* About this exercise *
Pictures stay out, but every line of the data is copied exactly.

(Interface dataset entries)
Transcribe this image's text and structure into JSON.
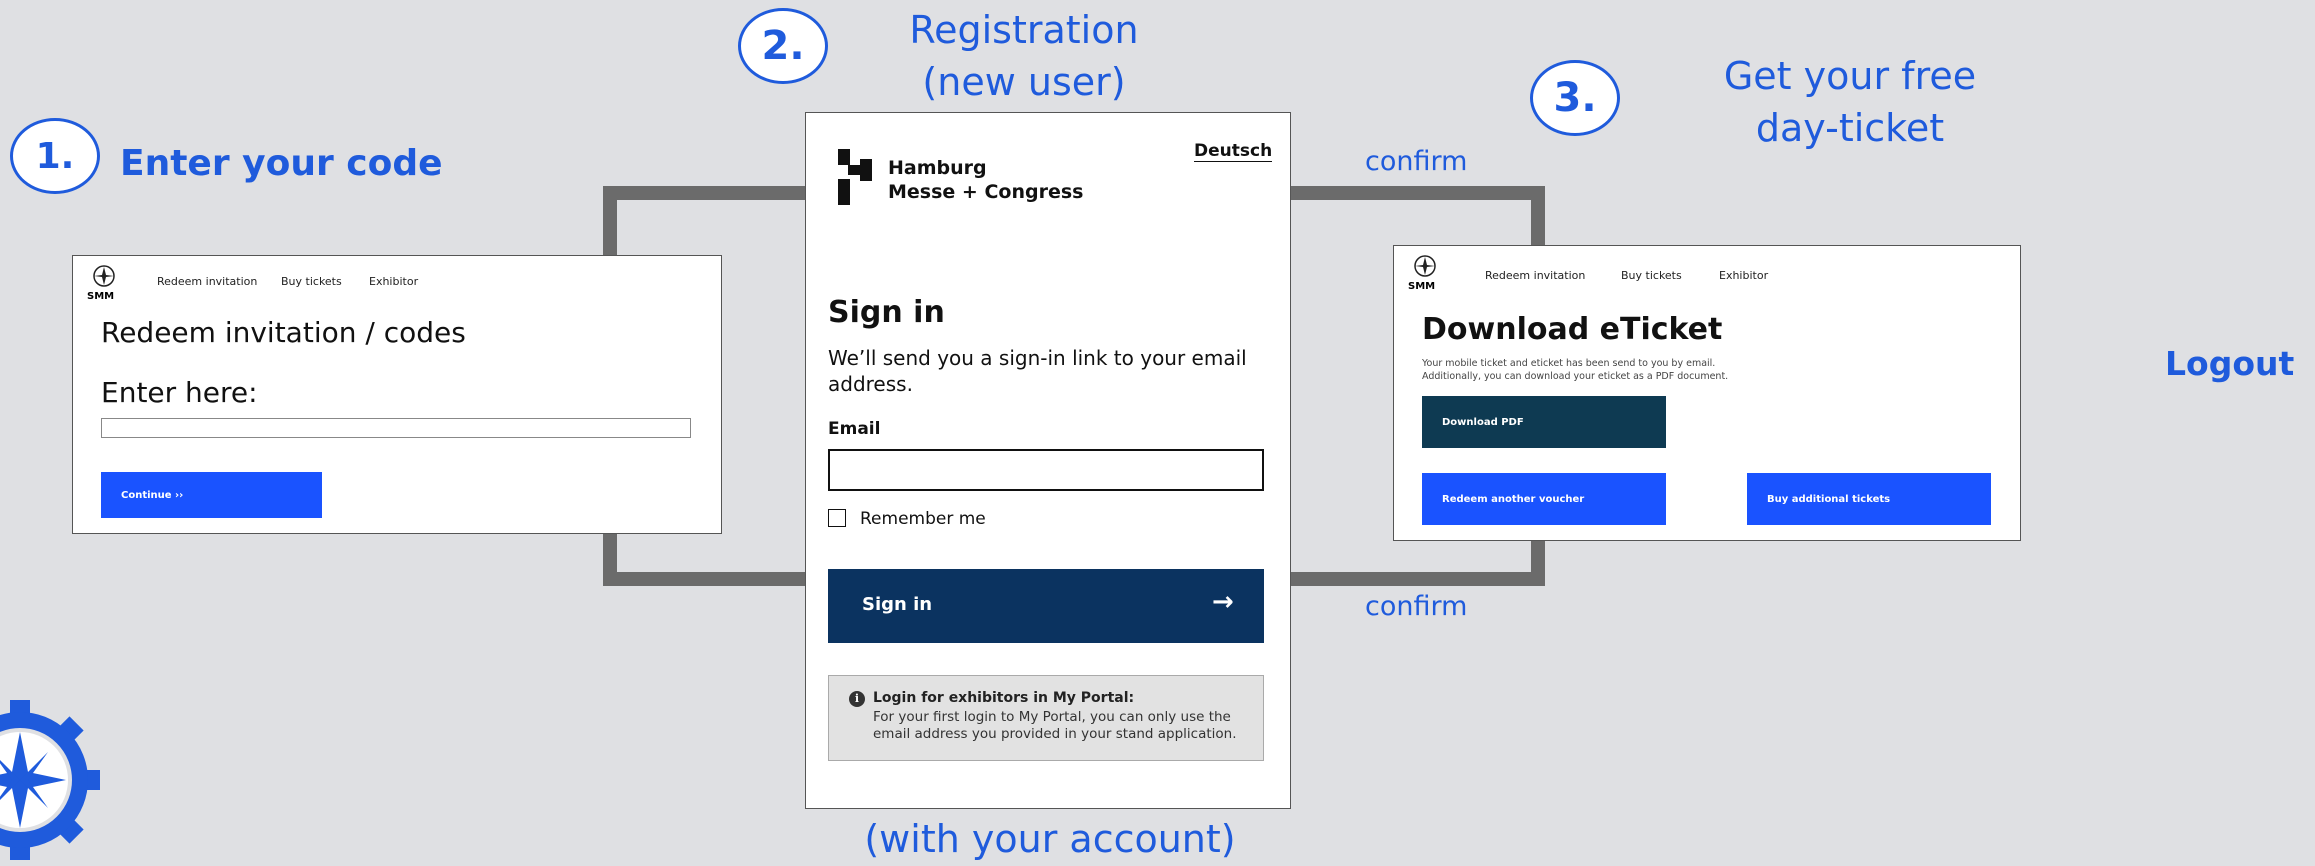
{
  "step1": {
    "number": "1.",
    "heading": "Enter your code",
    "nav": {
      "logo": "SMM",
      "items": [
        "Redeem invitation",
        "Buy tickets",
        "Exhibitor"
      ]
    },
    "title": "Redeem invitation / codes",
    "subtitle": "Enter here:",
    "input_value": "",
    "continue_label": "Continue ››"
  },
  "step2": {
    "number": "2.",
    "heading_line1": "Registration",
    "heading_line2": "(new user)",
    "footer": "(with your account)",
    "language": "Deutsch",
    "brand_line1": "Hamburg",
    "brand_line2": "Messe + Congress",
    "title": "Sign in",
    "description": "We’ll send you a sign-in link to your email address.",
    "email_label": "Email",
    "email_value": "",
    "remember_label": "Remember me",
    "signin_label": "Sign in",
    "signin_arrow": "→",
    "info_title": "Login for exhibitors in My Portal:",
    "info_text": "For your first login to My Portal, you can only use the email address you provided in your stand application."
  },
  "step3": {
    "number": "3.",
    "heading_line1": "Get your free",
    "heading_line2": "day-ticket",
    "nav": {
      "logo": "SMM",
      "items": [
        "Redeem invitation",
        "Buy tickets",
        "Exhibitor"
      ]
    },
    "title": "Download eTicket",
    "description_line1": "Your mobile ticket and eticket has been send to you by email.",
    "description_line2": "Additionally, you can download your eticket as a PDF document.",
    "download_label": "Download PDF",
    "redeem_label": "Redeem another voucher",
    "buy_label": "Buy additional tickets"
  },
  "connectors": {
    "confirm_top": "confirm",
    "confirm_bottom": "confirm"
  },
  "logout": "Logout",
  "colors": {
    "accent": "#1f5bdc",
    "button_blue": "#1a53ff",
    "button_dark": "#0e3a52",
    "signin_navy": "#0b3360"
  }
}
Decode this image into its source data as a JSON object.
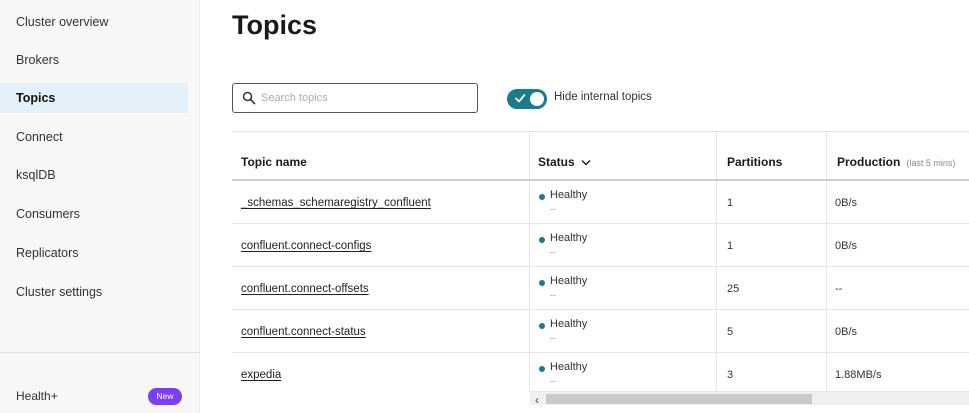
{
  "sidebar": {
    "items": [
      {
        "label": "Cluster overview",
        "active": false
      },
      {
        "label": "Brokers",
        "active": false
      },
      {
        "label": "Topics",
        "active": true
      },
      {
        "label": "Connect",
        "active": false
      },
      {
        "label": "ksqlDB",
        "active": false
      },
      {
        "label": "Consumers",
        "active": false
      },
      {
        "label": "Replicators",
        "active": false
      },
      {
        "label": "Cluster settings",
        "active": false
      }
    ],
    "health_label": "Health+",
    "new_badge": "New"
  },
  "page": {
    "title": "Topics"
  },
  "search": {
    "placeholder": "Search topics",
    "value": ""
  },
  "toggle": {
    "label": "Hide internal topics",
    "on": true
  },
  "table": {
    "columns": {
      "name": "Topic name",
      "status": "Status",
      "partitions": "Partitions",
      "production": "Production",
      "production_sub": "(last 5 mins)"
    },
    "rows": [
      {
        "name": "_schemas_schemaregistry_confluent",
        "status": "Healthy",
        "status_sub": "--",
        "partitions": "1",
        "production": "0B/s"
      },
      {
        "name": "confluent.connect-configs",
        "status": "Healthy",
        "status_sub": "--",
        "partitions": "1",
        "production": "0B/s"
      },
      {
        "name": "confluent.connect-offsets",
        "status": "Healthy",
        "status_sub": "--",
        "partitions": "25",
        "production": "--"
      },
      {
        "name": "confluent.connect-status",
        "status": "Healthy",
        "status_sub": "--",
        "partitions": "5",
        "production": "0B/s"
      },
      {
        "name": "expedia",
        "status": "Healthy",
        "status_sub": "--",
        "partitions": "3",
        "production": "1.88MB/s"
      }
    ]
  },
  "colors": {
    "accent": "#1a7c8a",
    "active_nav": "#e5f0f8",
    "badge": "#7a3ff2"
  },
  "icons": [
    "search-icon",
    "checkmark-icon",
    "chevron-down-icon",
    "scroll-left-icon"
  ]
}
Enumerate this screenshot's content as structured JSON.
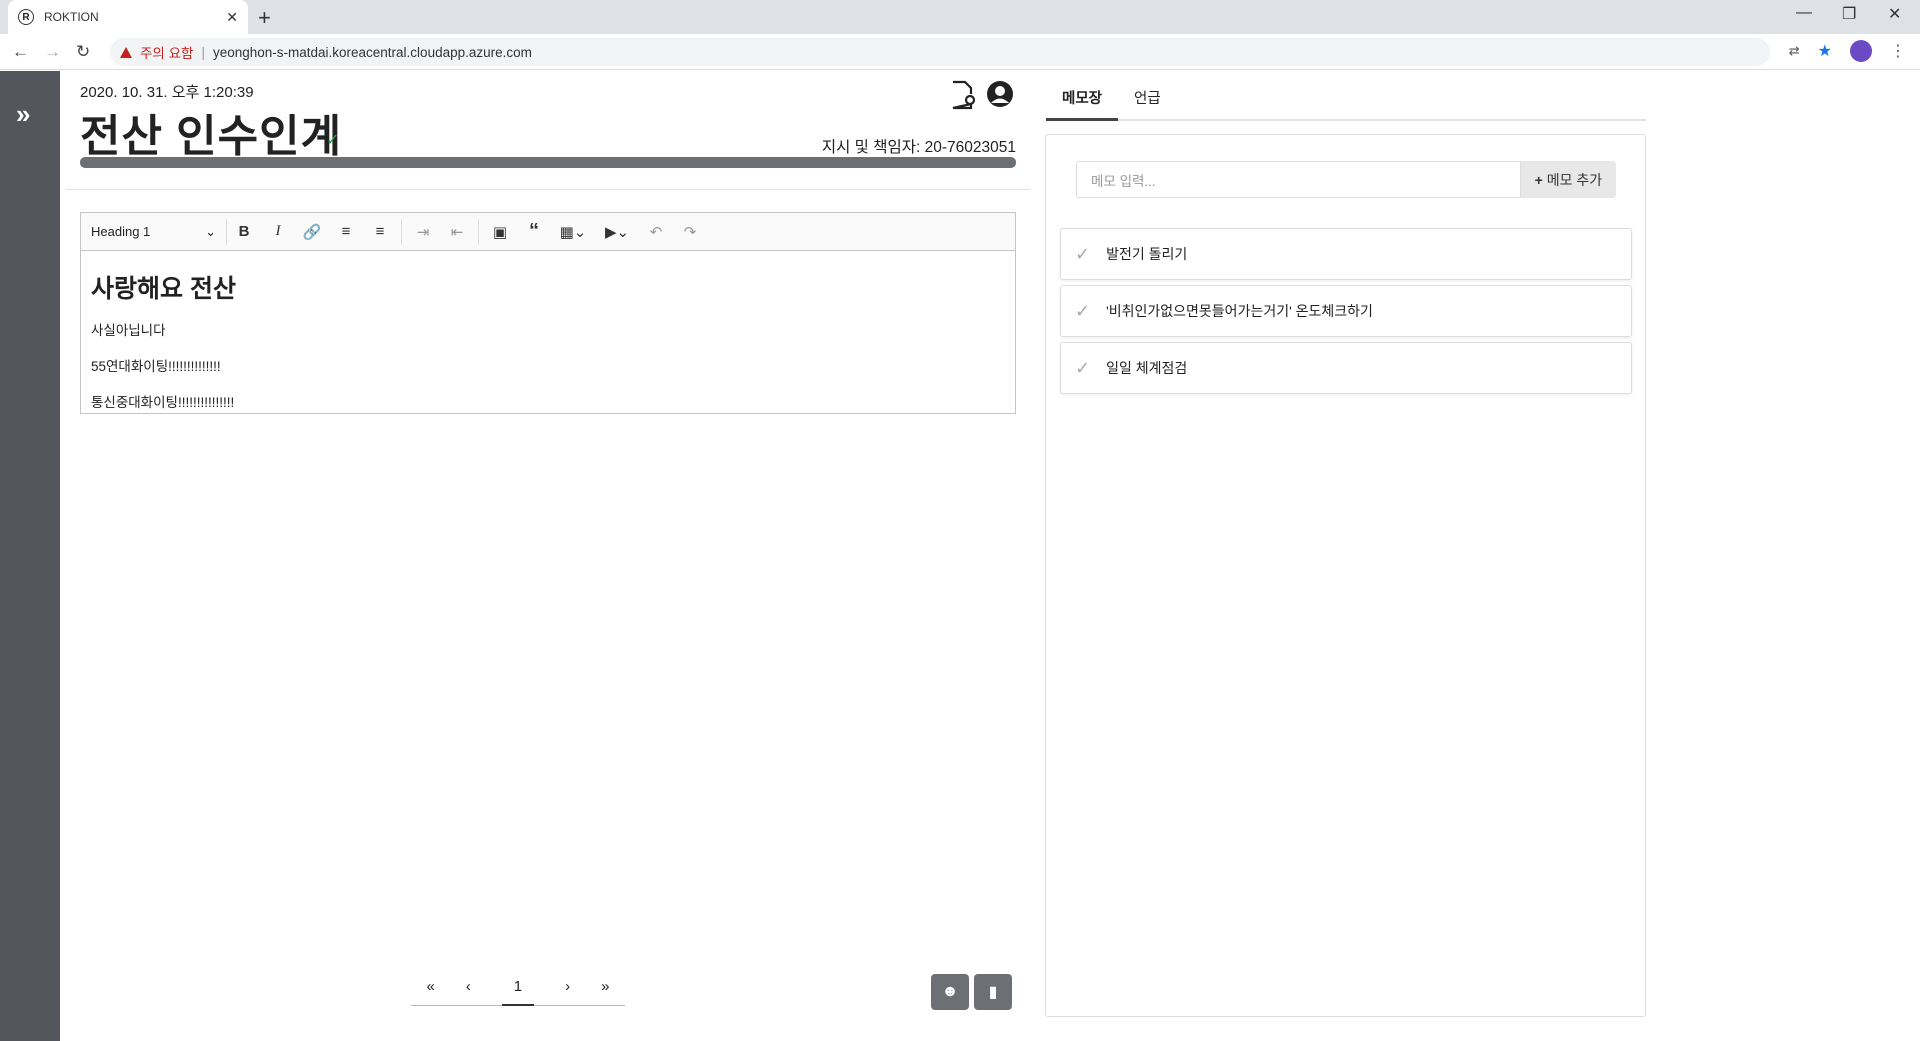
{
  "browser": {
    "tab_title": "ROKTION",
    "favicon": "R",
    "security_warning": "주의 요함",
    "url": "yeonghon-s-matdai.koreacentral.cloudapp.azure.com"
  },
  "document": {
    "date": "2020. 10. 31. 오후 1:20:39",
    "title": "전산 인수인계",
    "meta": "지시 및 책임자: 20-76023051"
  },
  "editor": {
    "heading_select": "Heading 1",
    "heading": "사랑해요 전산",
    "paragraphs": [
      "사실아닙니다",
      "55연대화이팅!!!!!!!!!!!!!!",
      "통신중대화이팅!!!!!!!!!!!!!!!"
    ]
  },
  "pager": {
    "first": "«",
    "prev": "‹",
    "current": "1",
    "next": "›",
    "last": "»"
  },
  "panel": {
    "tabs": [
      "메모장",
      "언급"
    ],
    "memo_placeholder": "메모 입력...",
    "memo_add_label": "메모 추가",
    "memos": [
      "발전기 돌리기",
      "'비취인가없으면못들어가는거기' 온도체크하기",
      "일일 체계점검"
    ]
  }
}
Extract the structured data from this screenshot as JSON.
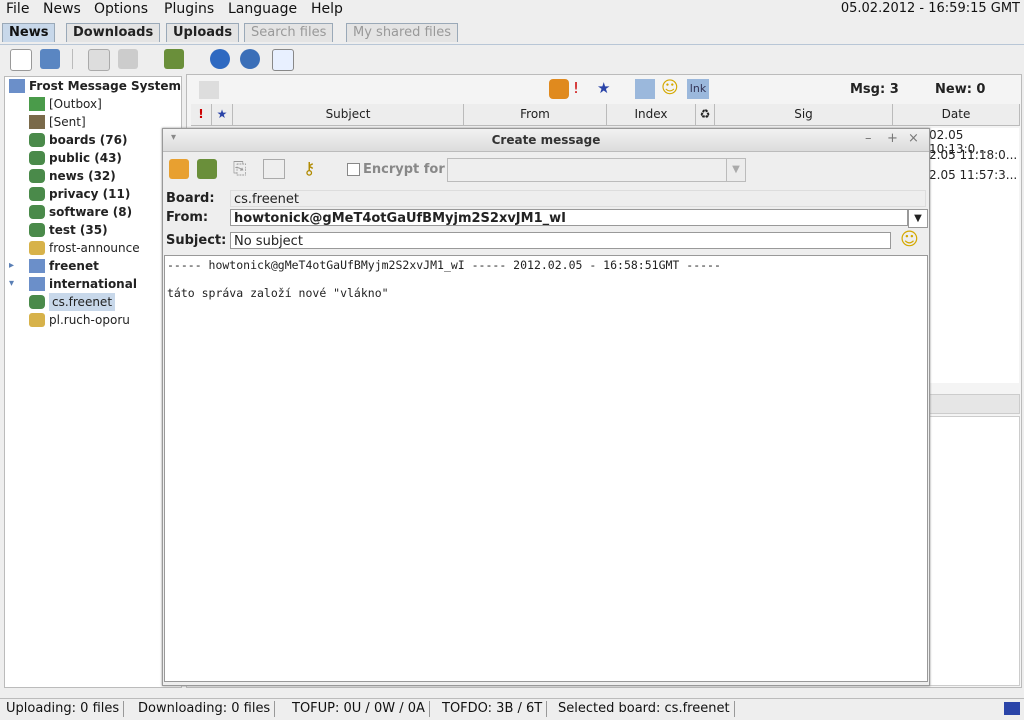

* Result for this task *
Transcribe this image's text and structure into JSON.
{
  "step1": {
    "number": "1.",
    "heading": "Enter your code",
    "nav": {
      "logo": "SMM",
      "items": [
        "Redeem invitation",
        "Buy tickets",
        "Exhibitor"
      ]
    },
    "title": "Redeem invitation / codes",
    "subtitle": "Enter here:",
    "input_value": "",
    "continue_label": "Continue ››"
  },
  "step2": {
    "number": "2.",
    "heading_line1": "Registration",
    "heading_line2": "(new user)",
    "footer": "(with your account)",
    "language": "Deutsch",
    "brand_line1": "Hamburg",
    "brand_line2": "Messe + Congress",
    "title": "Sign in",
    "description": "We’ll send you a sign-in link to your email address.",
    "email_label": "Email",
    "email_value": "",
    "remember_label": "Remember me",
    "signin_label": "Sign in",
    "signin_arrow": "→",
    "info_title": "Login for exhibitors in My Portal:",
    "info_text": "For your first login to My Portal, you can only use the email address you provided in your stand application."
  },
  "step3": {
    "number": "3.",
    "heading_line1": "Get your free",
    "heading_line2": "day-ticket",
    "nav": {
      "logo": "SMM",
      "items": [
        "Redeem invitation",
        "Buy tickets",
        "Exhibitor"
      ]
    },
    "title": "Download eTicket",
    "description_line1": "Your mobile ticket and eticket has been send to you by email.",
    "description_line2": "Additionally, you can download your eticket as a PDF document.",
    "download_label": "Download PDF",
    "redeem_label": "Redeem another voucher",
    "buy_label": "Buy additional tickets"
  },
  "connectors": {
    "confirm_top": "confirm",
    "confirm_bottom": "confirm"
  },
  "logout": "Logout",
  "colors": {
    "accent": "#1f5bdc",
    "button_blue": "#1a53ff",
    "button_dark": "#0e3a52",
    "signin_navy": "#0b3360"
  }
}
Decode this image into its source data as a JSON object.
{
  "sidebar": {
    "items": [
      {
        "label": "Cluster overview",
        "active": false
      },
      {
        "label": "Brokers",
        "active": false
      },
      {
        "label": "Topics",
        "active": true
      },
      {
        "label": "Connect",
        "active": false
      },
      {
        "label": "ksqlDB",
        "active": false
      },
      {
        "label": "Consumers",
        "active": false
      },
      {
        "label": "Replicators",
        "active": false
      },
      {
        "label": "Cluster settings",
        "active": false
      }
    ],
    "health_label": "Health+",
    "new_badge": "New"
  },
  "page": {
    "title": "Topics"
  },
  "search": {
    "placeholder": "Search topics",
    "value": ""
  },
  "toggle": {
    "label": "Hide internal topics",
    "on": true
  },
  "table": {
    "columns": {
      "name": "Topic name",
      "status": "Status",
      "partitions": "Partitions",
      "production": "Production",
      "production_sub": "(last 5 mins)"
    },
    "rows": [
      {
        "name": "_schemas_schemaregistry_confluent",
        "status": "Healthy",
        "status_sub": "--",
        "partitions": "1",
        "production": "0B/s"
      },
      {
        "name": "confluent.connect-configs",
        "status": "Healthy",
        "status_sub": "--",
        "partitions": "1",
        "production": "0B/s"
      },
      {
        "name": "confluent.connect-offsets",
        "status": "Healthy",
        "status_sub": "--",
        "partitions": "25",
        "production": "--"
      },
      {
        "name": "confluent.connect-status",
        "status": "Healthy",
        "status_sub": "--",
        "partitions": "5",
        "production": "0B/s"
      },
      {
        "name": "expedia",
        "status": "Healthy",
        "status_sub": "--",
        "partitions": "3",
        "production": "1.88MB/s"
      }
    ]
  },
  "colors": {
    "accent": "#1a7c8a",
    "active_nav": "#e5f0f8",
    "badge": "#7a3ff2"
  },
  "icons": [
    "search-icon",
    "checkmark-icon",
    "chevron-down-icon",
    "scroll-left-icon"
  ]
}
Enumerate this screenshot's content as structured JSON.
{
  "browser": {
    "tab_title": "ROKTION",
    "favicon": "R",
    "security_warning": "주의 요함",
    "url": "yeonghon-s-matdai.koreacentral.cloudapp.azure.com"
  },
  "document": {
    "date": "2020. 10. 31. 오후 1:20:39",
    "title": "전산 인수인계",
    "meta": "지시 및 책임자: 20-76023051"
  },
  "editor": {
    "heading_select": "Heading 1",
    "heading": "사랑해요 전산",
    "paragraphs": [
      "사실아닙니다",
      "55연대화이팅!!!!!!!!!!!!!!",
      "통신중대화이팅!!!!!!!!!!!!!!!"
    ]
  },
  "pager": {
    "first": "«",
    "prev": "‹",
    "current": "1",
    "next": "›",
    "last": "»"
  },
  "panel": {
    "tabs": [
      "메모장",
      "언급"
    ],
    "memo_placeholder": "메모 입력...",
    "memo_add_label": "메모 추가",
    "memos": [
      "발전기 돌리기",
      "'비취인가없으면못들어가는거기' 온도체크하기",
      "일일 체계점검"
    ]
  }
}
Extract the structured data from this screenshot as JSON.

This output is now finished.